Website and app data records

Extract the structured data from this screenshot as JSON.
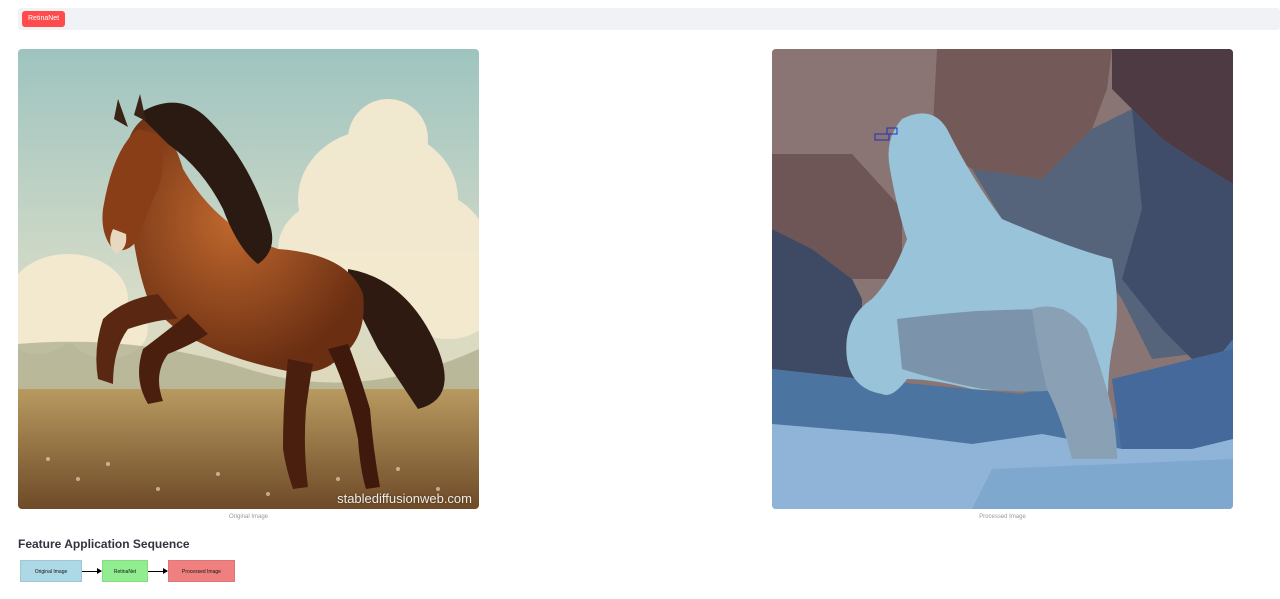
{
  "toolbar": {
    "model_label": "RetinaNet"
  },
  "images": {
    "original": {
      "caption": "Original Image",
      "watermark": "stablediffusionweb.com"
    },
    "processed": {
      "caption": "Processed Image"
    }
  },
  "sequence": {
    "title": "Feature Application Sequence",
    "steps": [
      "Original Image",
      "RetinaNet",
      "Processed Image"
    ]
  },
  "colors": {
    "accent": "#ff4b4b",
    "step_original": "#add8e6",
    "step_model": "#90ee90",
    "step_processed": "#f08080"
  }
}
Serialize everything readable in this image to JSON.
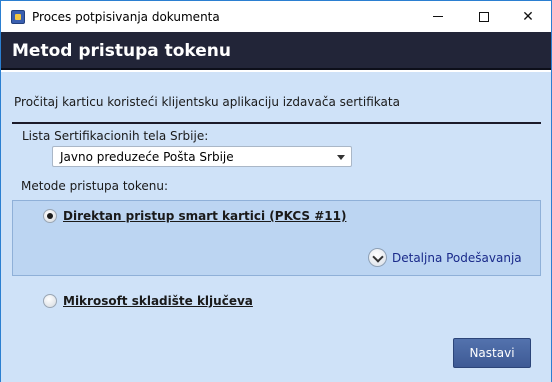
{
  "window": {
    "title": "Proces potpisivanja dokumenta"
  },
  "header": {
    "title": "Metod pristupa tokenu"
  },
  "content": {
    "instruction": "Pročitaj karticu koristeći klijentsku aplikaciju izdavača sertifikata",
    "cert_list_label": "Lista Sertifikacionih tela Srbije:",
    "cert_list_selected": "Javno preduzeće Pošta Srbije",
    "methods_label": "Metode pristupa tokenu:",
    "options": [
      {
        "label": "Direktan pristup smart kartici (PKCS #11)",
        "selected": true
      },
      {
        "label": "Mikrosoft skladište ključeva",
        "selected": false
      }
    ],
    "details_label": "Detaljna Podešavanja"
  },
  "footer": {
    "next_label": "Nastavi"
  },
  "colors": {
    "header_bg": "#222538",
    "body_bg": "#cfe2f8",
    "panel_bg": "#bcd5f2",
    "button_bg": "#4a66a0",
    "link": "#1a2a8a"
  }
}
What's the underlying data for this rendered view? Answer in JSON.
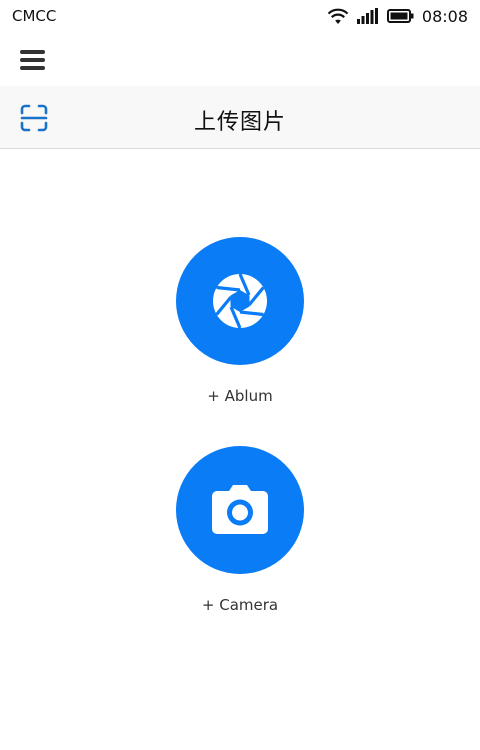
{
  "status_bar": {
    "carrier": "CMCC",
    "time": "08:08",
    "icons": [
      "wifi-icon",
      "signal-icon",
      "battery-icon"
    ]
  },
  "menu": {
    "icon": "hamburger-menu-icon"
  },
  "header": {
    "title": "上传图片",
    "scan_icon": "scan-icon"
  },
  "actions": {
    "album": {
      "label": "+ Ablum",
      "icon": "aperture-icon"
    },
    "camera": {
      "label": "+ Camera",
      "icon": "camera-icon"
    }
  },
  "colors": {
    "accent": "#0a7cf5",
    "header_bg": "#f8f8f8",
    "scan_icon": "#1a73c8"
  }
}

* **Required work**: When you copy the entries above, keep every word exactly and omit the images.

* **Task answer**:
Extract the structured data from this screenshot as JSON.
{
  "toolbar": {
    "model_label": "RetinaNet"
  },
  "images": {
    "original": {
      "caption": "Original Image",
      "watermark": "stablediffusionweb.com"
    },
    "processed": {
      "caption": "Processed Image"
    }
  },
  "sequence": {
    "title": "Feature Application Sequence",
    "steps": [
      "Original Image",
      "RetinaNet",
      "Processed Image"
    ]
  },
  "colors": {
    "accent": "#ff4b4b",
    "step_original": "#add8e6",
    "step_model": "#90ee90",
    "step_processed": "#f08080"
  }
}
Serialize everything readable in this image to JSON.
{
  "window": {
    "title": "Proces potpisivanja dokumenta"
  },
  "header": {
    "title": "Metod pristupa tokenu"
  },
  "content": {
    "instruction": "Pročitaj karticu koristeći klijentsku aplikaciju izdavača sertifikata",
    "cert_list_label": "Lista Sertifikacionih tela Srbije:",
    "cert_list_selected": "Javno preduzeće Pošta Srbije",
    "methods_label": "Metode pristupa tokenu:",
    "options": [
      {
        "label": "Direktan pristup smart kartici (PKCS #11)",
        "selected": true
      },
      {
        "label": "Mikrosoft skladište ključeva",
        "selected": false
      }
    ],
    "details_label": "Detaljna Podešavanja"
  },
  "footer": {
    "next_label": "Nastavi"
  },
  "colors": {
    "header_bg": "#222538",
    "body_bg": "#cfe2f8",
    "panel_bg": "#bcd5f2",
    "button_bg": "#4a66a0",
    "link": "#1a2a8a"
  }
}
What's the underlying data for this rendered view? Answer in JSON.
{
  "status_bar": {
    "carrier": "CMCC",
    "time": "08:08",
    "icons": [
      "wifi-icon",
      "signal-icon",
      "battery-icon"
    ]
  },
  "menu": {
    "icon": "hamburger-menu-icon"
  },
  "header": {
    "title": "上传图片",
    "scan_icon": "scan-icon"
  },
  "actions": {
    "album": {
      "label": "+ Ablum",
      "icon": "aperture-icon"
    },
    "camera": {
      "label": "+ Camera",
      "icon": "camera-icon"
    }
  },
  "colors": {
    "accent": "#0a7cf5",
    "header_bg": "#f8f8f8",
    "scan_icon": "#1a73c8"
  }
}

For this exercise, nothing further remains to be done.